Meal Replacement Myths—Busted!
By Julie Stewart
You’re not imagining it: From cold-pressed juices to protein shakes, everyone really is drinking their nutrition these days. Sales of liquid nutrition products like Kate Farms shakes have skyrocketed 67 percent from 2010 to 2015, according to the market research firm Mintel.
Many people turn to liquid nutrition products to maintain a healthy lifestyle, but not everyone uses them for the right reasons—and some shy away for the wrong ones. It’s time to set the record straight.
Myth #1: Liquid Nutrition Shakes Couldn’t Possibly Be Satisfying
Sure, chugging down a meal replacement may not always be as gratifying as digging into a steak dinner. But liquid meal replacements reduce your hunger and cravings more than a glass of water would, and even affect the brain regions involved in your perception of fullness, says a Wake Forest University study.
In addition, many meal replacements like Kate Farms Komplete taste delicious especially straight from the refrigerator, says Lucille Beseler, M.S., R.D.N., L.D.N., C.D.E., president of the Family Nutrition Center of South Florida. They’re a perfect way to refuel quickly during a busy day or after a workout. And if you want some extra flavor, you can always mix in pureed fruit.
Myth #2: You Already Get Everything You Need From Regular Meals
Beseler hears three words from her clients all the time: I eat healthy.
The problem? “Healthy” is highly individualized, and people have a ton of misconceptions about how to build a balanced diet, Beseler says. Sometimes this leads to nutrition gaps; for example, research in the Journal of the American College of Nutrition suggests about 40 percent of Americans don’t consume enough vitamin A, vitamin C, vitamin D, vitamin E, calcium, and magnesium. Each Kate Farms Komplete shake provides more than a third of the daily recommended value for each, along with a host of other nutritional benefits.
When you can’t get all you need from regular meals, supplemental nutrition can be a game changer, says Beseler. But don’t quit cooking altogether. “We still need to prepare and consume healthful meals when possible,” she says.
Myth #3: You Have To Use Them Long-Term
For people with certain health conditions, nutrition shakes may be a long-term, everyday solution. But if you’re mostly healthy, you can consider these products as stopgap measures during tough nutritional times, says Beseler.
Say you had a dental procedure and your teeth hurt, making it hard for you to chew food. Or maybe you have a cold that saps your appetite. Drink a meal replacement, and you can supply your healing body with the nutrition it needs.
That said, many Kate Farms customers drink our shakes every day, because they’re a delicious way to consume 29 fruits and vegetables—plus get a healthy dose of plant-based protein and fiber—in one sitting.
Myth #4: Meal Replacements Contain Slimming Properties

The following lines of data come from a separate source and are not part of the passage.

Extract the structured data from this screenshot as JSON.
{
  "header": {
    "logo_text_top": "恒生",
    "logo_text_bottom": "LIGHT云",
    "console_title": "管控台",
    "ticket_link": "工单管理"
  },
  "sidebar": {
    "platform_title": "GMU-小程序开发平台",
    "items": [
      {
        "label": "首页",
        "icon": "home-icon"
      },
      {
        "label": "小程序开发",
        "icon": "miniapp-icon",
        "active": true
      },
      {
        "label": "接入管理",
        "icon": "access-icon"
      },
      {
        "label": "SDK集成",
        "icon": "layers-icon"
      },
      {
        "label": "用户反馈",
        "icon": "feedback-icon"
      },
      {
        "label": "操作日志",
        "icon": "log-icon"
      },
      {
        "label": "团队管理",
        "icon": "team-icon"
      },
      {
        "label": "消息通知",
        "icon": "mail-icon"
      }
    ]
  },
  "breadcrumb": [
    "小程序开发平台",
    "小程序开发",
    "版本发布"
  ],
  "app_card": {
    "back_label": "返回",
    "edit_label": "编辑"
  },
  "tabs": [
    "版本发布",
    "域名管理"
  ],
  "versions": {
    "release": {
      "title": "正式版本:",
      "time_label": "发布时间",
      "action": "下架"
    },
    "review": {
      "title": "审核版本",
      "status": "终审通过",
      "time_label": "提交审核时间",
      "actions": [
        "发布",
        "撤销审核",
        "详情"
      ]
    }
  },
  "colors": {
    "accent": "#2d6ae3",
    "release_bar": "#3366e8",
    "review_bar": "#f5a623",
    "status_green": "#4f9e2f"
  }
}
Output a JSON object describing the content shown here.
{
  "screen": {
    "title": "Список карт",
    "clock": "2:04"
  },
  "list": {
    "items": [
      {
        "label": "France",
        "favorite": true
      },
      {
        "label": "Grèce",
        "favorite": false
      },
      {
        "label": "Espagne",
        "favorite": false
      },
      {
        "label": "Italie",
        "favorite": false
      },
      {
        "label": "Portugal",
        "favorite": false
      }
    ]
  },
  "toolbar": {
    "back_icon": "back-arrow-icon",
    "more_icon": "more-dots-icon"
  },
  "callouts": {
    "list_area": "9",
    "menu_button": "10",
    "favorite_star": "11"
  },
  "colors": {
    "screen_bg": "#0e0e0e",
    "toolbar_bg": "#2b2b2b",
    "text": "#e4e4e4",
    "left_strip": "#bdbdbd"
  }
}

In a study in Appetite, some women using meal replacements believed the products could help them compensate for overeating and negate the need for exercise. (We wish!) If you swap in a shake for one big meal per day, you might lose weight, but there’s no magic to it.
When meal replacements aid weight loss, it’s not the supplement itself that’s making you lose weight. “It’s replacing things that may be high in calories and fat with a good, well-balanced meal replacement like Kate Farms,” says Beseler.
Myth #5: All Meal Replacements Are Essentially The Same
Hardly. Well-formulated meal replacement lines have different mixes of protein, carbohydrates, fats, vitamins, and minerals. In addition, some include artificial sweeteners or food allergens that you may be sensitive too. Kate Farms products are made from organic ingredients and have no artificial sweeteners or allergens—they truly are created with all good things.
This is especially important for people with certain medical conditions who consume some or all their calories from liquid nutrition products. Like Kate Laver, after whom Kate Farms was named, these folks are often highly sensitive to different ingredients and have specific nutritional needs.
For example, a patient with cystic fibrosis or chronic obstructive pulmonary disease may need extra calories, vitamins, and minerals, says Beseler. Meanwhile, a patient with diabetes likely needs fewer simple carbs and more complex carbs than the average healthy person does. If you’re unsure about what’s best for your body, consult a registered dietitian.